Global management consultancy Bain & Company believes this increased reliance on social media apps and fintech companies may mean banks are in danger of soon losing their “special status” of the trusted custodians of our financial data and activity. Their 2017 survey of more than 130,000 US banking customers found that companies like PayPal and Amazon ranked nearly as high as banks when it comes to trusting them with money.
If legacy banks and institutions lose grip of this “special status”, and fail to modernize their approach and offerings to keep up with customers’ demands, they are in danger of becoming commoditized infrastructure with no brand equity, or worse, being displaced altogether.
Today, however, many social platforms are facing increased scrutiny over their ability to protect user information and comply with data protection regulations. Facebook, for example – the giant of the social media world– has suffered a series of highly publicized data breaches and subsequent GDPR-imposed sanctions, which have resulted in a spike in distrust among users.
Leading security professionals started to raise concerns the moment social media companies expanded into the payment space. Because these platforms were initially designed simply to facilitate interactions, users didn’t regard them as an area where they would need to be diligent about security, in a way that they would with their online banking activities, for example. This can ultimately lead to negligent security practices, such as using short and memorable passwords, and conveniently storing financial and personal information in one place, which turns personal details, accounts, and funds into low-hanging (and highly valuable) fruit for fraudsters.
Furthermore, social apps continually collate and store massive amounts of valuable user information, which, if accessed by hackers, can be used to successfully carry out social engineering attacks on social payment apps. Facebook, for instance, generates and stores so much data that a knowledgeable fraudster can correlate and cross-correlate it in order to pose as a user and dupe others in that user’s network into transferring funds or revealing sensitive financial information.
Collaboration is key
It is clear that traditional banks and social payment apps have their respective challenges.
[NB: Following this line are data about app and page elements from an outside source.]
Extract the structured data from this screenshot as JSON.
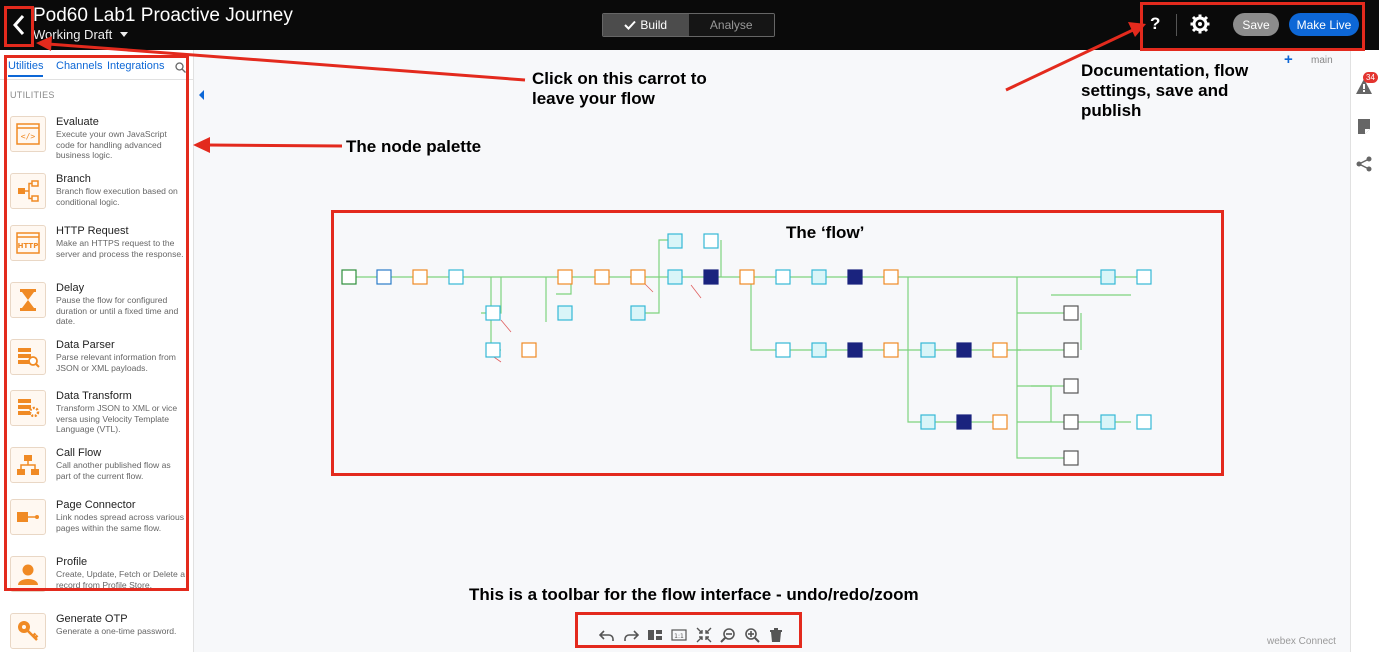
{
  "header": {
    "title": "Pod60 Lab1 Proactive Journey",
    "status": "Working Draft",
    "modes": [
      "Build",
      "Analyse"
    ],
    "help": "?",
    "save_label": "Save",
    "live_label": "Make Live"
  },
  "sidebar": {
    "tabs": [
      "Utilities",
      "Channels",
      "Integrations"
    ],
    "section": "UTILITIES",
    "nodes": [
      {
        "name": "Evaluate",
        "desc": "Execute your own JavaScript code for handling advanced business logic."
      },
      {
        "name": "Branch",
        "desc": "Branch flow execution based on conditional logic."
      },
      {
        "name": "HTTP Request",
        "desc": "Make an HTTPS request to the server and process the response."
      },
      {
        "name": "Delay",
        "desc": "Pause the flow for configured duration or until a fixed time and date."
      },
      {
        "name": "Data Parser",
        "desc": "Parse relevant information from JSON or XML payloads."
      },
      {
        "name": "Data Transform",
        "desc": "Transform JSON to XML or vice versa using Velocity Template Language (VTL)."
      },
      {
        "name": "Call Flow",
        "desc": "Call another published flow as part of the current flow."
      },
      {
        "name": "Page Connector",
        "desc": "Link nodes spread across various pages within the same flow."
      },
      {
        "name": "Profile",
        "desc": "Create, Update, Fetch or Delete a record from Profile Store."
      },
      {
        "name": "Generate OTP",
        "desc": "Generate a one-time password."
      }
    ]
  },
  "canvas": {
    "page": "main",
    "alert_count": "34",
    "brand": "webex Connect"
  },
  "annotations": {
    "carrot": "Click on this carrot to leave your flow",
    "palette": "The node palette",
    "flow": "The ‘flow’",
    "settings": "Documentation, flow settings, save and publish",
    "toolbar": "This is a toolbar for the flow interface - undo/redo/zoom"
  },
  "colors": {
    "accent": "#0d67d6",
    "annotation_red": "#e32a1d",
    "node_orange": "#f08a24",
    "edge_green": "#7ed37e"
  },
  "icons": {
    "back": "chevron-left-icon",
    "settings": "gear-icon",
    "search": "search-icon",
    "undo": "undo-icon",
    "redo": "redo-icon",
    "zoom_in": "zoom-in-icon",
    "zoom_out": "zoom-out-icon",
    "delete": "trash-icon"
  }
}
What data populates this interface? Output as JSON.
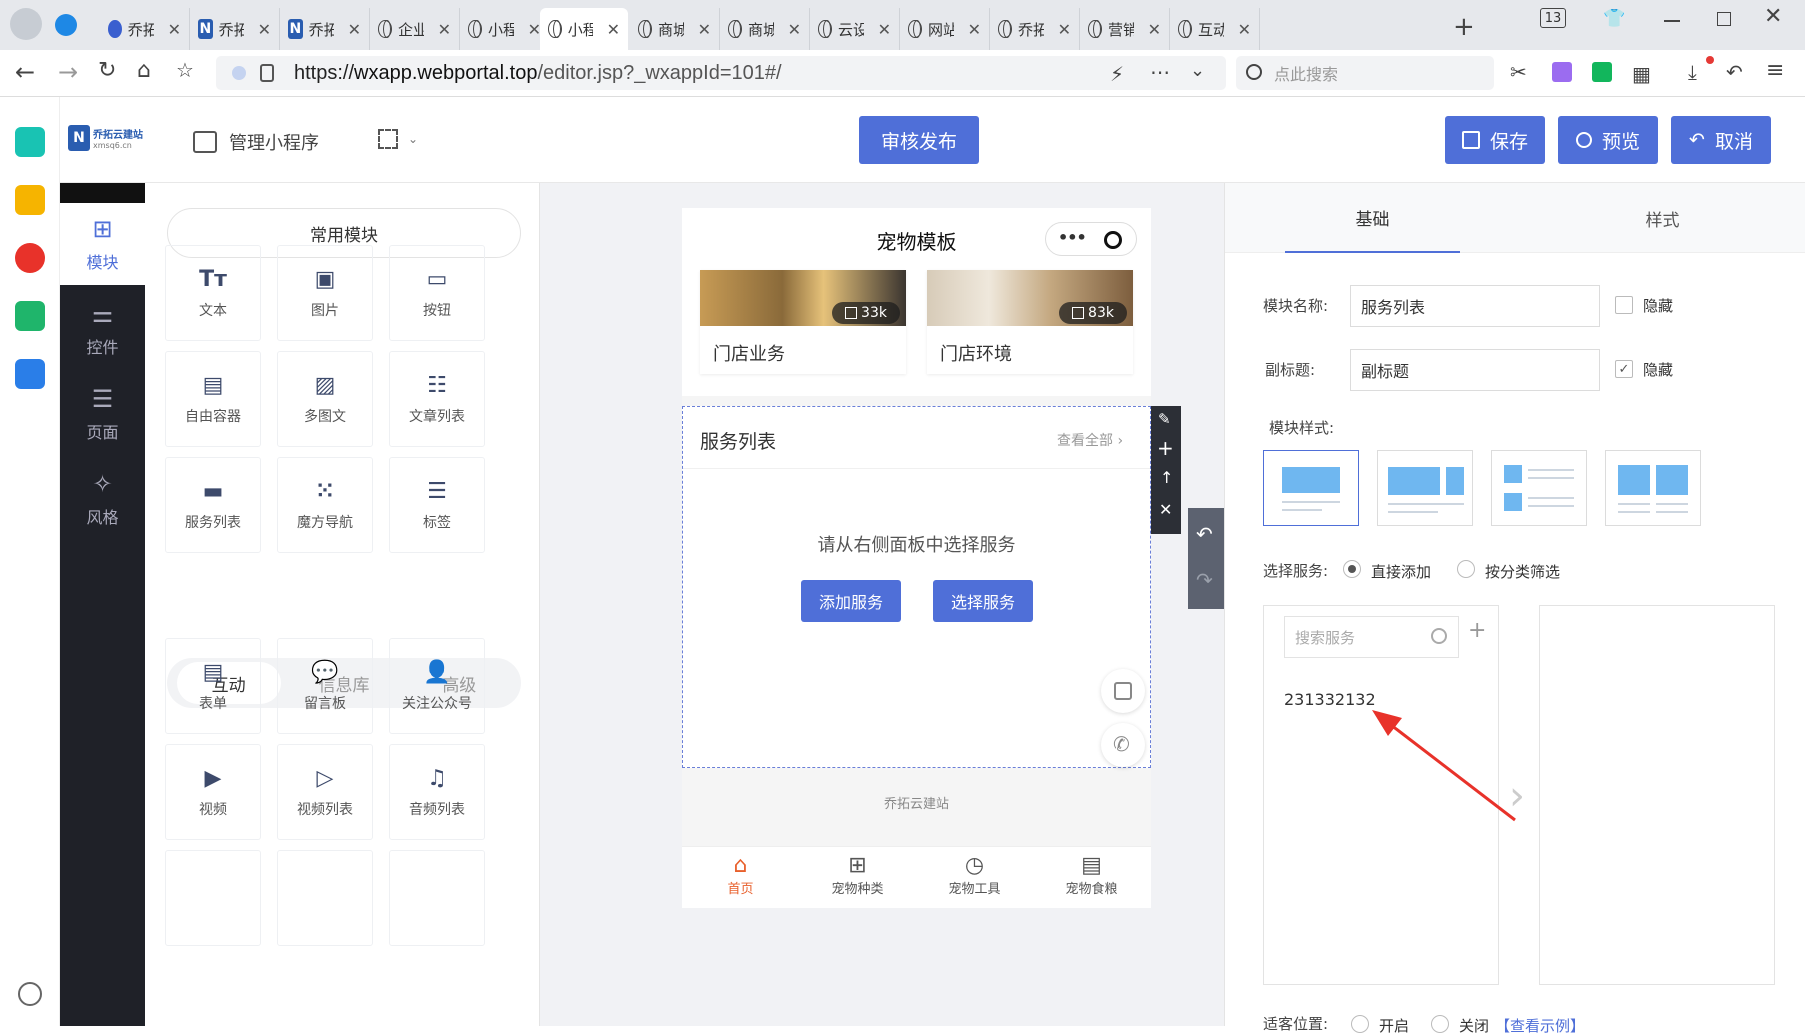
{
  "browser": {
    "tab_count": "13",
    "tabs": [
      {
        "label": "乔拓",
        "icon": "paw-icon"
      },
      {
        "label": "乔拓",
        "icon": "n-logo-icon"
      },
      {
        "label": "乔拓",
        "icon": "n-logo-icon"
      },
      {
        "label": "企业",
        "icon": "globe-icon"
      },
      {
        "label": "小程",
        "icon": "globe-icon"
      },
      {
        "label": "小程",
        "icon": "globe-icon"
      },
      {
        "label": "商城",
        "icon": "globe-icon"
      },
      {
        "label": "商城",
        "icon": "globe-icon"
      },
      {
        "label": "云设",
        "icon": "globe-icon"
      },
      {
        "label": "网站",
        "icon": "globe-icon"
      },
      {
        "label": "乔拓",
        "icon": "globe-icon"
      },
      {
        "label": "营销",
        "icon": "globe-icon"
      },
      {
        "label": "互动",
        "icon": "globe-icon"
      }
    ],
    "url": "https://wxapp.webportal.top/editor.jsp?_wxappId=101#/",
    "url_domain": "wxapp.webportal.top",
    "url_prefix": "https://",
    "url_path": "/editor.jsp?_wxappId=101#/",
    "search_placeholder": "点此搜索"
  },
  "header": {
    "logo_text": "乔拓云建站",
    "logo_sub": "xmsq6.cn",
    "manage_label": "管理小程序",
    "publish_label": "审核发布",
    "save_label": "保存",
    "preview_label": "预览",
    "cancel_label": "取消"
  },
  "sidebar": [
    {
      "label": "模块",
      "icon": "plus-square-icon",
      "active": true
    },
    {
      "label": "控件",
      "icon": "sliders-icon",
      "active": false
    },
    {
      "label": "页面",
      "icon": "pages-icon",
      "active": false
    },
    {
      "label": "风格",
      "icon": "magic-wand-icon",
      "active": false
    }
  ],
  "modules": {
    "common_title": "常用模块",
    "common": [
      {
        "label": "文本",
        "icon": "text-icon"
      },
      {
        "label": "图片",
        "icon": "image-icon"
      },
      {
        "label": "按钮",
        "icon": "button-icon"
      },
      {
        "label": "自由容器",
        "icon": "container-icon"
      },
      {
        "label": "多图文",
        "icon": "multi-image-icon"
      },
      {
        "label": "文章列表",
        "icon": "article-list-icon"
      },
      {
        "label": "服务列表",
        "icon": "service-list-icon"
      },
      {
        "label": "魔方导航",
        "icon": "grid-nav-icon"
      },
      {
        "label": "标签",
        "icon": "tabs-icon"
      }
    ],
    "tabs": [
      {
        "label": "互动",
        "active": true
      },
      {
        "label": "信息库",
        "active": false
      },
      {
        "label": "高级",
        "active": false
      }
    ],
    "interactive": [
      {
        "label": "表单",
        "icon": "form-icon"
      },
      {
        "label": "留言板",
        "icon": "message-board-icon"
      },
      {
        "label": "关注公众号",
        "icon": "follow-user-icon"
      },
      {
        "label": "视频",
        "icon": "video-icon"
      },
      {
        "label": "视频列表",
        "icon": "video-list-icon"
      },
      {
        "label": "音频列表",
        "icon": "audio-list-icon"
      }
    ]
  },
  "phone": {
    "title": "宠物模板",
    "cards": [
      {
        "label": "门店业务",
        "views": "33k"
      },
      {
        "label": "门店环境",
        "views": "83k"
      }
    ],
    "service_title": "服务列表",
    "view_all": "查看全部",
    "empty_hint": "请从右侧面板中选择服务",
    "add_service": "添加服务",
    "select_service": "选择服务",
    "footer": "乔拓云建站",
    "nav": [
      {
        "label": "首页",
        "icon": "home-icon",
        "active": true
      },
      {
        "label": "宠物种类",
        "icon": "category-icon",
        "active": false
      },
      {
        "label": "宠物工具",
        "icon": "clock-icon",
        "active": false
      },
      {
        "label": "宠物食粮",
        "icon": "document-icon",
        "active": false
      }
    ]
  },
  "settings": {
    "tabs": [
      {
        "label": "基础",
        "active": true
      },
      {
        "label": "样式",
        "active": false
      }
    ],
    "module_name_label": "模块名称:",
    "module_name_value": "服务列表",
    "hide_label": "隐藏",
    "subtitle_label": "副标题:",
    "subtitle_value": "副标题",
    "subtitle_hidden": true,
    "module_name_hidden": false,
    "style_label": "模块样式:",
    "select_label": "选择服务:",
    "opt_direct": "直接添加",
    "opt_category": "按分类筛选",
    "search_placeholder": "搜索服务",
    "service_item": "231332132",
    "bottom_label": "适客位置:",
    "bottom_opt_on": "开启",
    "bottom_opt_off": "关闭",
    "bottom_link": "【查看示例】"
  },
  "colors": {
    "accent": "#4f6fd8",
    "sidebar_dark": "#1f2128",
    "nav_active": "#e8602c",
    "arrow_red": "#e8322a"
  }
}
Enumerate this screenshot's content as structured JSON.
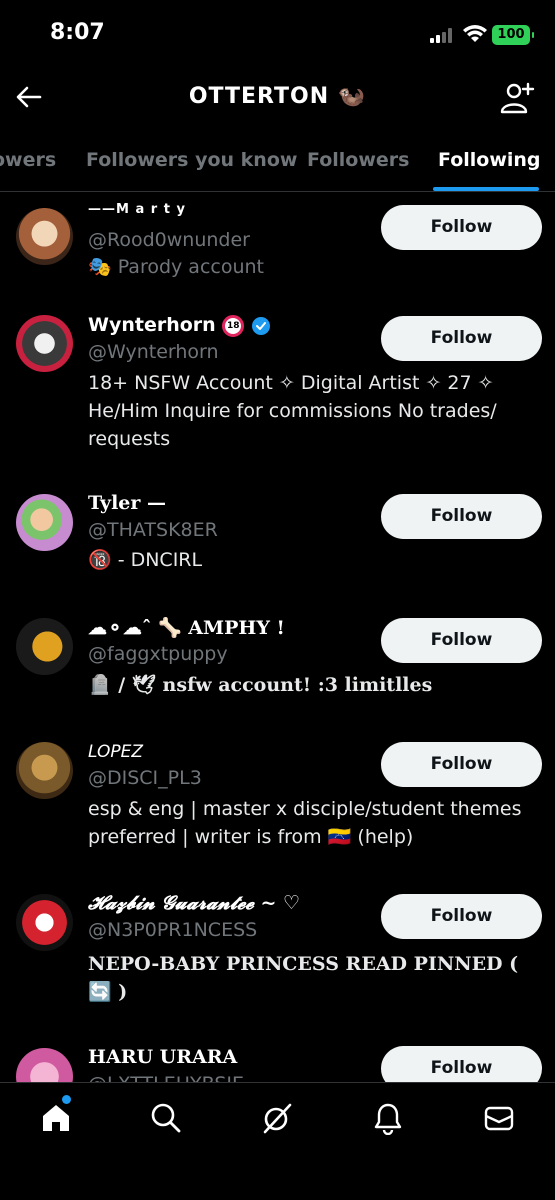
{
  "status": {
    "time": "8:07",
    "battery": "100"
  },
  "header": {
    "title": "OTTERTON 🦦"
  },
  "tabs": [
    {
      "label": "owers"
    },
    {
      "label": "Followers you know"
    },
    {
      "label": "Followers"
    },
    {
      "label": "Following"
    }
  ],
  "follow_label": "Follow",
  "users": [
    {
      "name": "——M a r t y",
      "handle": "@Rood0wnunder",
      "bio": "🎭 Parody account"
    },
    {
      "name": "Wynterhorn",
      "handle": "@Wynterhorn",
      "bio": "18+ NSFW Account ✧ Digital Artist ✧ 27 ✧ He/Him Inquire for commissions No trades/ requests"
    },
    {
      "name": "Tyler —",
      "handle": "@THATSK8ER",
      "bio": "🔞 - DNCIRL"
    },
    {
      "name": "☁︎⚬☁︎ˆ 🦴 AMPHY !",
      "handle": "@faggxtpuppy",
      "bio": "🪦 / 🕊 nsfw account! :3 limitlles"
    },
    {
      "name": "LOPEZ",
      "handle": "@DISCI_PL3",
      "bio": "esp & eng | master x disciple/student themes preferred | writer is from 🇻🇪 (help)"
    },
    {
      "name": "𝓗𝓪𝔃𝓫𝓲𝓷 𝓖𝓾𝓪𝓻𝓪𝓷𝓽𝓮𝓮 ~ ♡",
      "handle": "@N3P0PR1NCESS",
      "bio": "NEPO-BABY PRINCESS READ PINNED ( 🔄 )"
    },
    {
      "name": "HARU URARA",
      "handle": "@LXTTLEHYBSIE",
      "bio": ""
    }
  ],
  "nav": [
    "home-icon",
    "search-icon",
    "grok-icon",
    "notifications-icon",
    "messages-icon"
  ]
}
Banks now have the unique opportunity to seek out partners that possess the necessary qualities, understanding, and technologies to overcome these weaknesses and provide a differentiated, branded service that meets the changing demand of the modern banking customer: a seamless and secure experience.
Cover photo: iStock